The son of a top-ranking member of the Sinaloa Cartel was arrested while walking across the border into Nogales on Wednesday.
Serafin Zambada-Ortiz, 23, son of Ismael “El Mayo” Zambada-Garcia, the reputed No. 2 leader of the Sinaloa Cartel headed by Joaquin "El Chapo" Guzman, made his initial appearance in U.S. District Court in Tucson on Thursday, according to a press release from the U.S. Attorney’s Office for the Southern District of California.
Serafin Zambada, who is a U.S. citizen born in San Diego, is scheduled to appear again at court on Monday at 10:30 a.m. for a detention hearing, identity hearing, and removal hearing. Federal prosecutors plan to remove Zambada to San Diego, but no dates have been set, according to the press release issued Friday evening after the Mexican news media broke the story of the arrest.
He is in the custody of the U.S. Marshals, according to Cosme Lopez, spokesman for the Department of Justice.
Serafin Zambada was indicted on Sept. 27 in U.S. District Court for the Southern District of California on the charge of conspiracy to import methamphetamine and cocaine, according to a grand jury indictment. If convicted, he faces at least one year in prison and will forfeit to the United States all rights to property and profits obtained through the alleged illegal activity.
“He has a spotless record and he’s presumed to be innocent under the law,” said his Nogales-based lawyer Saji Vettiyil. “He’s looking forward to the day he can clear his name in the court of law and has the utmost faith in the judicial system.”
Serafin is the second Zambada son in federal custody in the United States. El Mayo’s oldest son Jesus Vicente Zambada-Niebla was arrested in Mexico City in March 2009 and extradited to the United States in February 2010 after a federal grand jury in Chicago indicted him, his father, Guzman and dozens of others on drug-trafficking charges.
El Mayo’s brother Jesus Reynaldo Zambada Garcia was arrested by Mexican authorities in October 2008 and is awaiting extradition to the United States on drug-trafficking and money-laundering charges.
April 2012, a federal grand jury in West Texas indicted Guzman, El Mayo and 22 other people under the Racketeer Influenced and Corrupt Organizations (RICO) Act, holding them responsible for the operations and management of the Sinaloa Cartel.

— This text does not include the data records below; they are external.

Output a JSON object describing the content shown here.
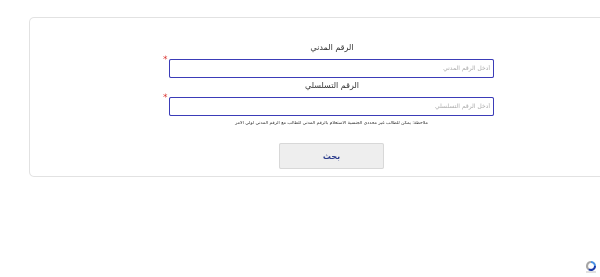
{
  "form": {
    "civil_id_label": "الرقم المدني",
    "civil_id_placeholder": "أدخل الرقم المدني",
    "civil_id_value": "",
    "serial_label": "الرقم التسلسلي",
    "serial_placeholder": "أدخل الرقم التسلسلي",
    "serial_value": "",
    "required_mark": "*",
    "note": "ملاحظة: يمكن للطالب غير محددي الجنسية الاستعلام بالرقم المدني للطالب مع الرقم المدني لولي الأمر",
    "search_label": "بحث"
  },
  "icons": {
    "corner": "recaptcha-icon"
  },
  "colors": {
    "input_border": "#3b3cb8",
    "required": "#d9302c",
    "button_text": "#2b3c8c",
    "button_bg": "#eeeeee"
  }
}
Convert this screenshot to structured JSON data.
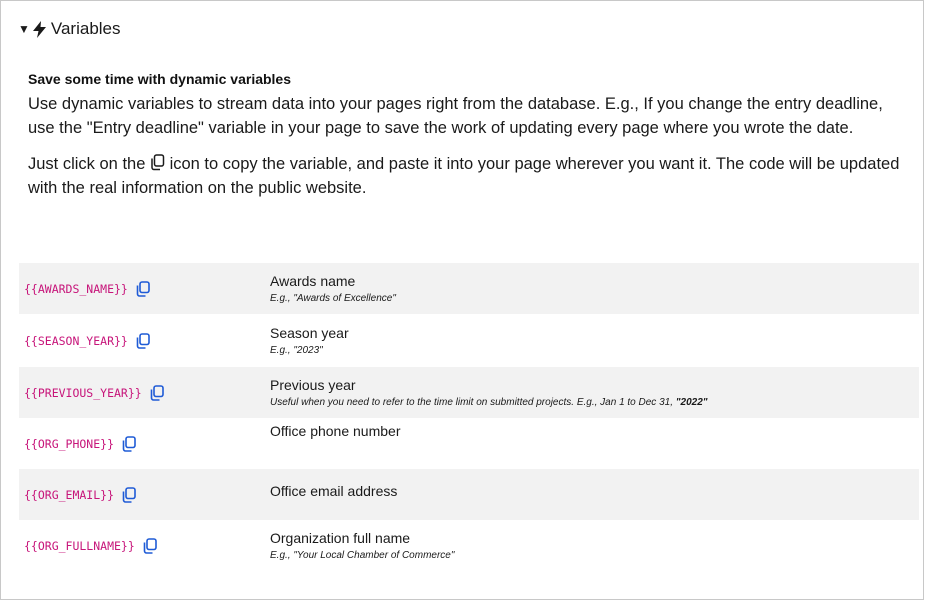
{
  "section": {
    "title": "Variables",
    "heading": "Save some time with dynamic variables",
    "paragraph1": "Use dynamic variables to stream data into your pages right from the database. E.g., If you change the entry deadline, use the \"Entry deadline\" variable in your page to save the work of updating every page where you wrote the date.",
    "paragraph2_before": "Just click on the ",
    "paragraph2_after": " icon to copy the variable, and paste it into your page wherever you want it. The code will be updated with the real information on the public website."
  },
  "variables": [
    {
      "code": "{{AWARDS_NAME}}",
      "title": "Awards name",
      "example": "E.g., \"Awards of Excellence\"",
      "example_bold": ""
    },
    {
      "code": "{{SEASON_YEAR}}",
      "title": "Season year",
      "example": "E.g., \"2023\"",
      "example_bold": ""
    },
    {
      "code": "{{PREVIOUS_YEAR}}",
      "title": "Previous year",
      "example": "Useful when you need to refer to the time limit on submitted projects. E.g., Jan 1 to Dec 31, ",
      "example_bold": "\"2022\""
    },
    {
      "code": "{{ORG_PHONE}}",
      "title": "Office phone number",
      "example": "",
      "example_bold": ""
    },
    {
      "code": "{{ORG_EMAIL}}",
      "title": "Office email address",
      "example": "",
      "example_bold": ""
    },
    {
      "code": "{{ORG_FULLNAME}}",
      "title": "Organization full name",
      "example": "E.g., \"Your Local Chamber of Commerce\"",
      "example_bold": ""
    }
  ],
  "icons": {
    "toggle": "triangle-down-icon",
    "bolt": "lightning-bolt-icon",
    "copy": "copy-icon"
  },
  "colors": {
    "code": "#c7157a",
    "copy_icon": "#1f5bd6",
    "row_stripe": "#f2f2f2"
  }
}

Serafin Zambada was traveling with his wife, who was detained and then released, when he was arrested, according to the U.S. Attorney’s Office. Karime Ellameli Torres-Acosta is the daughter of Manuel Torres-Felix. aka “El Ondeado” or “El M1,” the leader of a Sinaloa Cartel cell who was killed during a shootout with the Mexican Army in Culiacan, Sinaloa in October 2012.